by Grace Gilman, pictures by Sarah McConnell
2011 | 32 pages | Easy Reader (I Can Read! Level 1 - Beginning Reading)
Dixie, a floppy-eared puppy, waits for Emma to come home from school every day so they can play together. When Emma gets the part of Dorothy in the class play, she doesn't have as much time for Dixie, so the puppy misbehaves in order to get attention. She still proves her true friendship to Emma, however, by comforting her when she worries about forgetting her lines and sharing the spotlight as Dorothy's dog, Toto.
This is primarily a story of friendship between a girl and her dog. Though Emma is frustrated with herself for not feeling confident in her lines, and sometimes takes it out on Dixie, she still loves her puppy. And though Dixie doesn't fully understand why it's not okay to make messes and steal Emma's ruby red slippers, she forgives Emma when she begins to understand what she's going through, and even takes steps to help her feel better.
This book will definitely appeal to new readers who have or wish to have dogs of their own. Girls or boys can easily relate to Dixie's hi-jinks, but I think girls, in particular, will be drawn to the pinkness of Emma's bedroom and those sparkly red shoes.
The text itself includes great action words, like grabbing, tipping, leaping, chewing, and chomping that give the story lots of life. The illustrations, too, contribute to the reader's experience of Dixie's puppy behavior. The plot wasn't as exciting as it might have been. There is a bit of drama when Dixie steals one of the ruby slippers, but it's resolved very quickly and easily, as are most of the story's problems. It's definitely a gentle story that will work well for kids who like calm, quiet, feel-good tales. For kids seeking more adventure and excitement, it might disappoint.

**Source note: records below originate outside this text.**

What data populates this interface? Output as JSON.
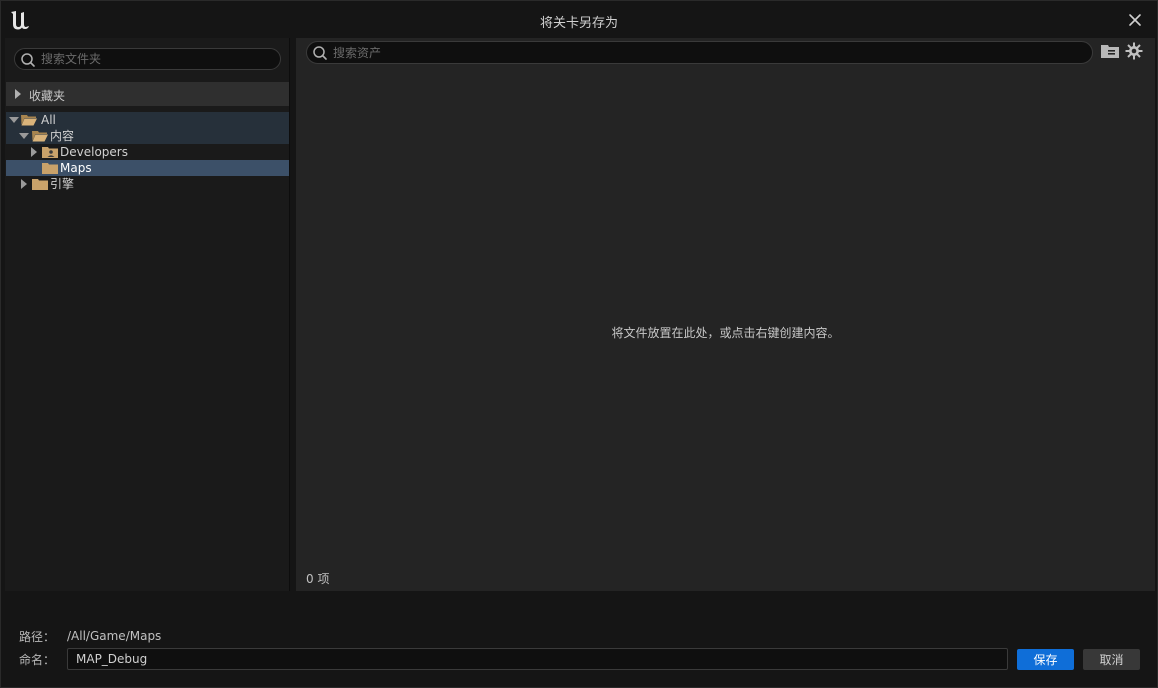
{
  "window": {
    "title": "将关卡另存为"
  },
  "folder_panel": {
    "search_placeholder": "搜索文件夹",
    "favorites_label": "收藏夹",
    "tree": [
      {
        "label": "All",
        "expanded": true
      },
      {
        "label": "内容",
        "expanded": true
      },
      {
        "label": "Developers",
        "expanded": false
      },
      {
        "label": "Maps",
        "selected": true
      },
      {
        "label": "引擎",
        "expanded": false
      }
    ]
  },
  "asset_panel": {
    "search_placeholder": "搜索资产",
    "empty_message": "将文件放置在此处，或点击右键创建内容。",
    "item_count": "0 项"
  },
  "footer": {
    "path_label": "路径：",
    "path_value": "/All/Game/Maps",
    "name_label": "命名：",
    "name_value": "MAP_Debug",
    "save_label": "保存",
    "cancel_label": "取消"
  },
  "colors": {
    "accent": "#0f6ed8",
    "folder": "#c9a26a",
    "selected_row": "#3c5068"
  }
}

I borrowed Dixie from my local public library.
NOTE: This book was nominated by Bigfoot for the 2011 Cybils Awards in the Easy Reader/Early Chapter Book category. I am a first-round panelist in this category, but this review reflects my opinions only, not those of any other panelist, or the panel as a whole. Thanks!